5
\$\begingroup\$

I have a sprite that I want to speed up as it gets closer to another object. I really want this to flow well and don't want a series of if statements. All I can think of is to take the distance and have some equation pump out a number that slowly rises as the distance decreases.

But for the life of me I can't think of a way to do this, though I'm sure it's possible. My mathematics knowledge is just too lacking to think of the tools I need for this.

Here's a pseudocode breakdown:

50->(function)->1.2
20->(function)->1.8

Than I'd could do something like:

speed = speed*1.8

I've thought about it and I think this would be similar to gravitation, I've tried some googleing, is there anyone that can point me in the right direction

\$\endgroup\$
13
\$\begingroup\$
speed = constant_factor / distance

With constant_factor at 60, you get:

50->function->1.2
20->function->3.0

If you want to damp the curve a bit, add an exponentiation:

speed = (constant_factor / distance) ^ (1 / damping_factor)

With constant_factor at 80, and damping_factor at 2, you get:

50->function->1.26
20->function->2.0

One potential issue is that this will approach infinity as distance approaches zero. If you want to clamp the maximum speed, add an adjustment to distance:

speed = (constant_factor / (distance + clamp_adjustment)) ^ (1 / damping_factor)

Tune as you see appropriate from there.

\$\endgroup\$
7
  • 2
    \$\begingroup\$ you can also use some_constant_value / (some_other_constant_value + distance) to control maximum result of your function \$\endgroup\$
    – Ali1S232
    Sep 23 '11 at 20:17
  • \$\begingroup\$ Good call, added that to my post. \$\endgroup\$
    – ZorbaTHut
    Sep 23 '11 at 20:43
  • 3
    \$\begingroup\$ Additionally, you could square the distance before dividing to get an effect more similar to that of gravity. The change in speed falls off more quickly at increased distances. en.wikipedia.org/wiki/Inverse-square_law \$\endgroup\$ Sep 23 '11 at 20:45
  • \$\begingroup\$ That's actually identical to a damping_factor of 0.5. (1/X) ^ 2 = 1/X * 1/X = 1/(X^2). My general experience is that inverse square behavior doesn't make for great gameplay unless you're actually making a gravity-based game, though :) \$\endgroup\$
    – ZorbaTHut
    Sep 23 '11 at 22:13
  • 1
    \$\begingroup\$ @Isaiah remember to mark the answer as accepted, if this is perfect for you. \$\endgroup\$ Sep 25 '11 at 5:08
3
\$\begingroup\$

On a more abstract level, to get an output that decreases as the input increases, you have 2 obvious options:

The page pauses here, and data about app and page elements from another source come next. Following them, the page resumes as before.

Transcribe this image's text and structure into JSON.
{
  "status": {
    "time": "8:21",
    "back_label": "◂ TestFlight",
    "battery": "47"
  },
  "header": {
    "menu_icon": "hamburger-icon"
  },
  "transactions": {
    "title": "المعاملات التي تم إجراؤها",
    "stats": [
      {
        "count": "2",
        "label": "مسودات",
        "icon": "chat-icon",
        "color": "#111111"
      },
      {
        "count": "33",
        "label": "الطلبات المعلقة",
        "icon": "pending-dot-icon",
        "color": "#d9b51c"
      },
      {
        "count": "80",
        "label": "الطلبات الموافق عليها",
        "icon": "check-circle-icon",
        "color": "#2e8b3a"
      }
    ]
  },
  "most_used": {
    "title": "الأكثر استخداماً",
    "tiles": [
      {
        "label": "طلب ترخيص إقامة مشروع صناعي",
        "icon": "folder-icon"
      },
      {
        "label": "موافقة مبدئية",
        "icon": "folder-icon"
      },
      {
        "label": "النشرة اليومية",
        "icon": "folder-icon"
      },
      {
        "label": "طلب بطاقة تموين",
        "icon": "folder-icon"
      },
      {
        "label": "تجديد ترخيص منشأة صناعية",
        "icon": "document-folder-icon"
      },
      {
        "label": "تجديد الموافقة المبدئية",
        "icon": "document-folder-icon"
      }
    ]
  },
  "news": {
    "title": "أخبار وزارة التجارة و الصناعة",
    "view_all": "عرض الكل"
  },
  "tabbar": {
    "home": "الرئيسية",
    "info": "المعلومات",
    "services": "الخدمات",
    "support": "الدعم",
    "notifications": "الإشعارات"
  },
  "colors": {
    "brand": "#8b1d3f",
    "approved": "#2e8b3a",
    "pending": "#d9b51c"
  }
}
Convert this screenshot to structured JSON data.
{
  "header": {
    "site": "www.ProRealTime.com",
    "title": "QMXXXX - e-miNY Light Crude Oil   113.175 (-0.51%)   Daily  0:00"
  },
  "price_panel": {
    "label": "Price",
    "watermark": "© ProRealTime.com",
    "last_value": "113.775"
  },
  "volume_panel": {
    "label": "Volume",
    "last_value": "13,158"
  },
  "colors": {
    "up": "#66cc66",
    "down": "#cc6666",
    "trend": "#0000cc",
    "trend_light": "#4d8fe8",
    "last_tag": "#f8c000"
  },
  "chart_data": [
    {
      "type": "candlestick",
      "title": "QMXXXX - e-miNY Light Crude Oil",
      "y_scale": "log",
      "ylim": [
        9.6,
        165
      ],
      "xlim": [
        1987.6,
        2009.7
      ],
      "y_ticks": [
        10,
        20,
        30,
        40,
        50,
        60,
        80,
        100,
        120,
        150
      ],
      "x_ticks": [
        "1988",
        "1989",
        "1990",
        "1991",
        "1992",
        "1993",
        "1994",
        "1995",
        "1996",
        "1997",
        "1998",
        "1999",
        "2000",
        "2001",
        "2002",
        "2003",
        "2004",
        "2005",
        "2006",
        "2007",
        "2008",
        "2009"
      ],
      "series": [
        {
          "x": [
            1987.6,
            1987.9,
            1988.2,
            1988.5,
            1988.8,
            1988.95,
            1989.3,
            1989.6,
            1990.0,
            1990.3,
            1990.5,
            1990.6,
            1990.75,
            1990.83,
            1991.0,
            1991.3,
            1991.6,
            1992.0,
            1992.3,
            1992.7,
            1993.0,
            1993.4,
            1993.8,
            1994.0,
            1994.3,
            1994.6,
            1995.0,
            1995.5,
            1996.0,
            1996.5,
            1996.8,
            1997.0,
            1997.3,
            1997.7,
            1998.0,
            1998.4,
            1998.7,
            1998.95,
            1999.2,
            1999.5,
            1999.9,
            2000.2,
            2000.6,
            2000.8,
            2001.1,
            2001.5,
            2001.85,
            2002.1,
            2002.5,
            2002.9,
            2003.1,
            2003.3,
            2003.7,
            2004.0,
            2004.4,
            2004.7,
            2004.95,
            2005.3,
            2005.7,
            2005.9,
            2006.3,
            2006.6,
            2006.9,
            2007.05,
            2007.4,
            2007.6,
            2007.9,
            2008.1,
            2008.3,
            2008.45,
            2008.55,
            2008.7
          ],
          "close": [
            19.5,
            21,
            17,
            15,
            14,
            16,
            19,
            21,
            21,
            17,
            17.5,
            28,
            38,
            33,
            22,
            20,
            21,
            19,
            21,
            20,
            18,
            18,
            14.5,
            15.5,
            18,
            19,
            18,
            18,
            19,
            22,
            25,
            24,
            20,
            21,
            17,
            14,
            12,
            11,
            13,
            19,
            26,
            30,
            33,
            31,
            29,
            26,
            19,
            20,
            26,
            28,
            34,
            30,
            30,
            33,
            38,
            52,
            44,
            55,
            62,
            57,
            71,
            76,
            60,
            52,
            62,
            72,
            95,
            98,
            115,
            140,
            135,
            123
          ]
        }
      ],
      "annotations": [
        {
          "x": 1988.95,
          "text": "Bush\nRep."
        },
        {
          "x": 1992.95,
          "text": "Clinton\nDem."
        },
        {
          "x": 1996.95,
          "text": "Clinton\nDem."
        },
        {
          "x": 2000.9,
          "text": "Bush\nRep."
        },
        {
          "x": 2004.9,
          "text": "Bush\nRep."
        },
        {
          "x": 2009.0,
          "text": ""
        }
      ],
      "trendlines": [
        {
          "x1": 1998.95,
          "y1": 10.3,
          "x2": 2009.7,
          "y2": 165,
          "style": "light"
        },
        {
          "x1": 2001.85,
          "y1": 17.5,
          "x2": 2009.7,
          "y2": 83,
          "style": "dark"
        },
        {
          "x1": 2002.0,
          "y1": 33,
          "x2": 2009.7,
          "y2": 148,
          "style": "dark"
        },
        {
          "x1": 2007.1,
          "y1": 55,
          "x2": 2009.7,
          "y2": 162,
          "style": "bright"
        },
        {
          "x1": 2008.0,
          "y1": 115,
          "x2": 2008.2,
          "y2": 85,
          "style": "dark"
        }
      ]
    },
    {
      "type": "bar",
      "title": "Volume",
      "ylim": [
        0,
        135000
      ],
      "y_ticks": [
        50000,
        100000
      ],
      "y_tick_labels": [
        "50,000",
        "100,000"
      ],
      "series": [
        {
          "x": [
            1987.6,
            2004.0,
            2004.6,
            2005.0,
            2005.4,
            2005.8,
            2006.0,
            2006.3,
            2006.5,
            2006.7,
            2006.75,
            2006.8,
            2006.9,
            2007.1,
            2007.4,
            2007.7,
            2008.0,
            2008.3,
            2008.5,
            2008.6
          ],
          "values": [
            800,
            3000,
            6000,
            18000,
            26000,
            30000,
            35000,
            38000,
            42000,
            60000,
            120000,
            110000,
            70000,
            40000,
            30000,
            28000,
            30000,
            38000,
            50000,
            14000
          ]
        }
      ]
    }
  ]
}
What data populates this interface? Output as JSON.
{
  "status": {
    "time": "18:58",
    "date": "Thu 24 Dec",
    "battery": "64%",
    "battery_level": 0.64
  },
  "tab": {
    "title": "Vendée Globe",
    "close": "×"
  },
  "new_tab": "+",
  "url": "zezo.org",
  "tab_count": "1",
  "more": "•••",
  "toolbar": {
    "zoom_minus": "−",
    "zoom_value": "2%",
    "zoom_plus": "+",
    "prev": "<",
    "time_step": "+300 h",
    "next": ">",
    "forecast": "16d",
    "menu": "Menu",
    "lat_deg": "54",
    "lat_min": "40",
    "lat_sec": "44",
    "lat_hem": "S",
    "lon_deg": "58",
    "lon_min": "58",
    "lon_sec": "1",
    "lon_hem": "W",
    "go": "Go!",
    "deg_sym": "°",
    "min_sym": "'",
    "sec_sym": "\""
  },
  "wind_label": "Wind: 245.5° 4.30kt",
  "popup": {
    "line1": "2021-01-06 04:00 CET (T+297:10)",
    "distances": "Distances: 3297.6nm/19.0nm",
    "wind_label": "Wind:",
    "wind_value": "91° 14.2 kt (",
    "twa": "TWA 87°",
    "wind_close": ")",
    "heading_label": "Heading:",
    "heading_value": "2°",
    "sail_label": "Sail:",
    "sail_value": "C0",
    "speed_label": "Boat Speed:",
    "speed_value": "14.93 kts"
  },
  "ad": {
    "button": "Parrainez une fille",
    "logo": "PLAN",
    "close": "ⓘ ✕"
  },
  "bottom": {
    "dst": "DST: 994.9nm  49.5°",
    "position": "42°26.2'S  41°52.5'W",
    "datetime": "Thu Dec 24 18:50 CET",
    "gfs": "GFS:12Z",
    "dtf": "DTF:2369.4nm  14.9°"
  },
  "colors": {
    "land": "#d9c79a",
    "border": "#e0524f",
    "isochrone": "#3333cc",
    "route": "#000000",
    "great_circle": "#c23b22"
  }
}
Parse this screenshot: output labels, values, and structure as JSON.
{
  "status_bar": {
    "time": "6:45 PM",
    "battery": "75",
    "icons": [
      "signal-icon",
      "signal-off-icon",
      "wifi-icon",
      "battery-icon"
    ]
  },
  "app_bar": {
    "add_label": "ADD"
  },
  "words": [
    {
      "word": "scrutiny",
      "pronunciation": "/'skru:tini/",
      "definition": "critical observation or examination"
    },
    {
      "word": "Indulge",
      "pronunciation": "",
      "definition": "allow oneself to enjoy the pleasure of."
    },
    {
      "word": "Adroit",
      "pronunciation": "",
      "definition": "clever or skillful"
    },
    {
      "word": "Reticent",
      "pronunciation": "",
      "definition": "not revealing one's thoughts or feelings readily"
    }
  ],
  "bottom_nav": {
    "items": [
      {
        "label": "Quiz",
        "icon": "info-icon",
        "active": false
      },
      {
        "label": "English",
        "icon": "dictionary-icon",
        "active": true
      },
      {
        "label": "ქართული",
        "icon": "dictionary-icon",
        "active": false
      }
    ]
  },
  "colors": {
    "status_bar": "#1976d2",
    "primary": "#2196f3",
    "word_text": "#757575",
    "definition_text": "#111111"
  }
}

  • Reciprocal, ie. f(x) = 1/x. So, 50 becomes 1/50, 20 becomes 1/20, and so on. As ZorbaTHut pointed out, the '1' can be any constant, and that changes the shape of the curve but not the direction. As x grows, the curve flattens out, and as x approaches 0, the curve becomes infinitely steep. If x is positive, the output is also positive.
  • Subtraction. ie. f(x) = 100 - x. So 50 becomes 50, 20 becomes 80, and so on. The slope here is constant and directly proportional to x. The 100 I used is again just an arbitrary constant, but if you want all your outputs to be positive then the constant must be larger than any possible value of x.
\$\endgroup\$
3
\$\begingroup\$

If talking about gravity, you could consider the gravity equation.. from wikipedia:

where:

  • F is the force between the masses,
  • G is the gravitational constant,
  • m1 is the first mass,
  • m2 is the second mass, and
  • r is the distance between the masses.

http://en.wikipedia.org/wiki/Newton%27s_law_of_universal_gravitation

\$\endgroup\$
1
  • 1
    \$\begingroup\$ @Isaiah: The key part is 1/r^2, which gives you "a number that rises as the distance decreases". To apply this force F to your speed, use physics: speed = speed + F/mass (because F = mv; v = F/m | where v = velocity (speed) and m is mass of object that force is being applied to.) \$\endgroup\$
    – Leftium
    Sep 25 '11 at 9:12
0
\$\begingroup\$

1 times 10 to the power of 3 is 1000, which is big.

1000 times 10 to the power of negative 3 is 1, which is small.

\$\endgroup\$
1
  • \$\begingroup\$ This answer would be better if it explained how you'd use these facts about exponentiation to solve OP's speed-deternination problem. \$\endgroup\$
    – DMGregory
    Apr 10 '20 at 18:36

You must log in to answer this question.

Not the answer you're looking for? Browse other questions tagged .